Social capital should be the pre-eminent and most valued form of any capital as it provides the basis on which we build a truly civil society. Without our social bases we cannot be fully human. Social capital is as vital as language for human society. “
Themes in the Literature
There is a growing literature on social capital, a number of themes are emerging:
Social capital cannot be generated by individuals acting on their own. It depends on a propensity for sociability, a capacity to form new associations and networks.
“ Trust is the expectation that arises within a community of regular, honest and cooperative behaviour, based on commonly shared norms, on the part of other members of that community. Those norms can be about deep ‘value’ questions like the nature of God or justice, but they also encompass secular norms like professional standards and codes of behaviour.” (Fukuyama, 1995: p26).
Other writers have defined trust in other ways. All discussion on social capital includes the notion of trust.
Some people argue that where social capital is high, there is little crime, and little need for formal policing.
On the other hand, where there is a low level of trust and few social norms, people will cooperate in joint action only under formal rules and regulations These have to be negotiated, agreed to, litigated and enforced, sometimes by coercive means, leading to expensive legal transaction costs (Fukyama, 1995).
The commons refers to the creation of pooled community resources, owned by no-one, used by all. The short term self interest of each, if unchecked, would render the common resource overused, and in the long term it would be destroyed. Only where there is a strong ethos of trust, mutuality and effective informal social sanctions against "free-riders" can the commons be maintained indefinitely and to the mutual advantage of all (Putnam, 1993).
Source for above: Based on extracts from “Social Capital: Family Support Services and Neighbourhood and Community Centres in NSW” Paul Bullen and Jenny Onyx, April 1999
Defining Social Capital
While the themes above are consistently mentioned throughout the literature on social capital there are many definitions of social capital.
There are many other definitions. Wendy Stone and Jody Hughes in “What role for social capital in family policy - and how does it measure up?” (July 2000) state:
Social capital can be understood quite simply as networks of social relations characterised by norms of trust and reciprocity. The essence of social capital is quality social relations....Thus, social capital can be understood as a resource to collective action, which may lead to a broad range of outcomes, of varying social scale.
There will be ongoing discussions within the academic community and the wider community about how to define social capital.
A useful paper which summarises much of the academic debate about defining social capital is Ian Winter’s “Major themes and debates in the social capital literature: The Australian connection” which is Chapter 2 in Social capital and public policy in Australia (Australian Institute of Family Studies, 2000).
Bonding social capital
"Bonding social capital refers to the links between like-minded people, or the reinforcement of homogeneity.
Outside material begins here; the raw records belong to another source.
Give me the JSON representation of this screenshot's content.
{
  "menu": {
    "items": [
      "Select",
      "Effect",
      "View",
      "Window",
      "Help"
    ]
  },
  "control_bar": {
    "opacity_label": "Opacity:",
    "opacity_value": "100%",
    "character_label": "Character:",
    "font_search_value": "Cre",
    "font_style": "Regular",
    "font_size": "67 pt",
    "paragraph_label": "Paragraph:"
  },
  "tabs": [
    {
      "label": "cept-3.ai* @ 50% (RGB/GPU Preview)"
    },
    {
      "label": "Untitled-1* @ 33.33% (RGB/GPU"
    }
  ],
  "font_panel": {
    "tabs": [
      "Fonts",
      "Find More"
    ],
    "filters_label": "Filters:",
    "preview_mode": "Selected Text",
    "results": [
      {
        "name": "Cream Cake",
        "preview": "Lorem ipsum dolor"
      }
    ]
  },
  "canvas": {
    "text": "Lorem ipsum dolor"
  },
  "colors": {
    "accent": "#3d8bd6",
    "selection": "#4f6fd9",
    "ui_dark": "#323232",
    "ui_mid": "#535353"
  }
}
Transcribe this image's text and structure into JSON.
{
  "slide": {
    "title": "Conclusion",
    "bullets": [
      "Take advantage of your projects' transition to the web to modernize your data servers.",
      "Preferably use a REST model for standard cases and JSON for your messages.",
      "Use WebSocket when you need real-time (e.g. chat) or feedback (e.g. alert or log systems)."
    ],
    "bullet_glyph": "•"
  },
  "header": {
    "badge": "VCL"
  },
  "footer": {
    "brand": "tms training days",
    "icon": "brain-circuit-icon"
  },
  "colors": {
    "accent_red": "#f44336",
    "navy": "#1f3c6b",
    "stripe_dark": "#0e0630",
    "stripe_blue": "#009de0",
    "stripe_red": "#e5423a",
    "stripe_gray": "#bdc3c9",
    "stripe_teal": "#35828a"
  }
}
It builds strong ties, but can also result in higher walls excluding those who do not qualify, American college fraternities being a prominent example of such bonding." (Schuller, Baron, & Field, 2000)
Bridging social capital
capital … refers
Baron, & Field,